There needs to be a single funding mechanism for 14-19. The awarding bodies used to have far more of a ‘hands on’ approach to ensuring the quality of delivery of vocational qualifications in centres. This has been eroded over the past 10 years and means that delivery centres are less accountable.
Awarding organisations needs to review existing Quality Assurance and implement more rigour to centre approval.
Phil Dover, Principal of Lees Brook Community Sports College, in Derby, said:
Some schools have used the flexibility in the assessment process to enable students to gain qualifications and accreditation too easily. The procedure needs to be changed by making the external verification process more rigorous.
Pete Birkett, chief executive of Barnfield Federation in Luton, said:
I welcome this report. I’m pleased that Alison Wolf took the time to visit Barnfield to meet with me and our staff and students to understand the real issues. She is right that we need to have experts teaching vocational qualifications who really understand and enjoy their subjects.
Wendy Wright OBE, Principal of Macclesfield College, said:

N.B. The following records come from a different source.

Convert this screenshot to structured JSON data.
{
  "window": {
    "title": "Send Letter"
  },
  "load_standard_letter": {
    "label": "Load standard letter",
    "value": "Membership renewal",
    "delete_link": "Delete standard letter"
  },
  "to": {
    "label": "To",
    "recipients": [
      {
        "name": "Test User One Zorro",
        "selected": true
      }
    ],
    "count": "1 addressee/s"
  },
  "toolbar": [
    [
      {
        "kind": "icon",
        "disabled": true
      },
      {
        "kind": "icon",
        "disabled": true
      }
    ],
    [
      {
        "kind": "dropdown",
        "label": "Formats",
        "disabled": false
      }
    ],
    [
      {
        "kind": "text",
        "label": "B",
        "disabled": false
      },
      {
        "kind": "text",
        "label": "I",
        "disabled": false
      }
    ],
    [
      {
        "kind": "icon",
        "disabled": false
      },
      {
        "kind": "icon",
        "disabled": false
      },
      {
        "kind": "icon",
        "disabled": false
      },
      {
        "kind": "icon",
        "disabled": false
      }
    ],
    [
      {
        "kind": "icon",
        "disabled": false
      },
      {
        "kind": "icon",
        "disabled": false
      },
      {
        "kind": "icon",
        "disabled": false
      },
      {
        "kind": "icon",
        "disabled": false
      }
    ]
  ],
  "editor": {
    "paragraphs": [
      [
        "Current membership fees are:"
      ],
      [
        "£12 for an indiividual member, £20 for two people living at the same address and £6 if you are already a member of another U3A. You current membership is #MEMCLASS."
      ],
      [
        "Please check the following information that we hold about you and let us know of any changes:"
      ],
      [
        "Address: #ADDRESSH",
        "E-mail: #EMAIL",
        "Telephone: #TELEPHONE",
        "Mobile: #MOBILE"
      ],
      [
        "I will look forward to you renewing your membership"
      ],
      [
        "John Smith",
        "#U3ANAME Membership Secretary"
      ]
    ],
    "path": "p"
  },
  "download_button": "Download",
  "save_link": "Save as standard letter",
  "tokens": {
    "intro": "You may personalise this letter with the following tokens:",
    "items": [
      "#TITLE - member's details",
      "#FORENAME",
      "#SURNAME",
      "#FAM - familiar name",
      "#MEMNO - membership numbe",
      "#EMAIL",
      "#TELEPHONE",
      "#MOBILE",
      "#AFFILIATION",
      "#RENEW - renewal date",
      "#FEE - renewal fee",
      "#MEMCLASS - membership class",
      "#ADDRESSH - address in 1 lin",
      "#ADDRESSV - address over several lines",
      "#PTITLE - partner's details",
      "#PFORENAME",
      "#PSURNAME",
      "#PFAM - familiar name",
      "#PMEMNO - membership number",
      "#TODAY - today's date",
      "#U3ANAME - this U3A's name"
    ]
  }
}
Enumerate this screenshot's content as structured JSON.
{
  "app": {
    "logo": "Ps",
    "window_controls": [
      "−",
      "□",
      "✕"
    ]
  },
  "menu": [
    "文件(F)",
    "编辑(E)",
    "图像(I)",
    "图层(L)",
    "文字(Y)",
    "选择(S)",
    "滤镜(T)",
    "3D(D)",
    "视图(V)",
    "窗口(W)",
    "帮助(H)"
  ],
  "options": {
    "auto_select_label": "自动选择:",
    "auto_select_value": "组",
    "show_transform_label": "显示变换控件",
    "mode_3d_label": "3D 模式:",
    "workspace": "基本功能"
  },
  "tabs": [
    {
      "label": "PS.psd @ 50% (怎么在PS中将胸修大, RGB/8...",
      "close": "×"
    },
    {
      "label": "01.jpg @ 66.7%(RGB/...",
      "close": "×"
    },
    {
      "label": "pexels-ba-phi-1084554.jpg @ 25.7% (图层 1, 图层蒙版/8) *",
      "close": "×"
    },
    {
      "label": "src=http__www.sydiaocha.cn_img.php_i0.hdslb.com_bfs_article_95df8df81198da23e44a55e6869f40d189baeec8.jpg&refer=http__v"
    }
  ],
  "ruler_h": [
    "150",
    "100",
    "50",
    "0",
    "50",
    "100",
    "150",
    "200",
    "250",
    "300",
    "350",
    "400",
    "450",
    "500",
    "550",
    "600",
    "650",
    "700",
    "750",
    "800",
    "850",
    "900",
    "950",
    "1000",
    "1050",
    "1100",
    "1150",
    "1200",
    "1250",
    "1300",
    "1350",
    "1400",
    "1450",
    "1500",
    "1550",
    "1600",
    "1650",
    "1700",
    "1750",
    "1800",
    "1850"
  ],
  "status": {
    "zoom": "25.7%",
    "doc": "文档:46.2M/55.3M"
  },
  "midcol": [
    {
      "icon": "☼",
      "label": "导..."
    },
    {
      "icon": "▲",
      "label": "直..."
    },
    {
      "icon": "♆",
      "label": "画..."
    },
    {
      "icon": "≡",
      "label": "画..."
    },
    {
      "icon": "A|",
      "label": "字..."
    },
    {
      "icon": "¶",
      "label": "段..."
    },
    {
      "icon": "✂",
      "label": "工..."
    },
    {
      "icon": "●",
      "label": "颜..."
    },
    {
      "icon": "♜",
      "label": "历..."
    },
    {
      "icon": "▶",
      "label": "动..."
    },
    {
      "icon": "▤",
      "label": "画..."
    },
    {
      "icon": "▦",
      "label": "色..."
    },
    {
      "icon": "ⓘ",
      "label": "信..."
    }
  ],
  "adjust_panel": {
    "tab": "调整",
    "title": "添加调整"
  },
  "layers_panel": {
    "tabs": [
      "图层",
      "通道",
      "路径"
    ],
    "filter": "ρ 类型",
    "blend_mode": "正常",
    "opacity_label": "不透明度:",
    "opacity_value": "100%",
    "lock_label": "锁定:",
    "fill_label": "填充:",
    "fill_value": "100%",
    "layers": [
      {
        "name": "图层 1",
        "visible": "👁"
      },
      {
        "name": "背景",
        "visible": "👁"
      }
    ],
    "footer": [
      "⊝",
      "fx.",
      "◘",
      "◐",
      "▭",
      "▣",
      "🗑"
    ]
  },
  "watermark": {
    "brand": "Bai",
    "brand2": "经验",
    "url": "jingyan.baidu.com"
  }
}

I was delighted that my college was part of the Wolf Review. I welcome the focus Prof Wolf has brought to the importance of vocational education for this country. My students are fully equipped for the world of work or further study and I want all students to have the same opportunity.
Lynn Sedgmore, of the 157 Group, said:
The 157 Group really welcome such a focus on the importance and benefits of vocational education. We appreciate the rigour and comprehensive dialogue that has taken place and we look forward to working constructively to ensure the main recommendations are implemented.
Notes to editors:
1. The independent Wolf Review into vocational education can be downloaded from this page.
2. Professor Wolf is the Sir Roy Griffiths Professor of Public Sector Management at King’s College London, and specialises in the relationship between education and the labour market. She has a particular interest in training and skills policy, universities, and the medical workforce. The latter is particularly appropriate to the Chair she holds, established in memory of an influential government adviser on medical management. She has been a specialist adviser to the House of Commons select committee on education and skills; is the Council Member for the UK on the Council of the United Nations University; writes widely for the national press and is a presenter for Analysis on BBC Radio 4.
3. Westminster Kingsway College is one of the largest further education colleges in central London, with centres in Camden and Westminster. It has about 14,000 students across all age ranges and offers a wide range of further, adult and higher education programmes. It was founded in September 2000 following the merger of Westminster and Kingsway Colleges. The Victoria centre, where the School of Hospitality opened its doors to students in 1910. For further information, telephone 020 7963 4115 or visit the Westminster Kingsway College website.
4. On 10th May 2011 the Department updated the press notice to correct a factual error in the bullet point about the number of pupils who did not get a C or above at GCSE in both English and maths.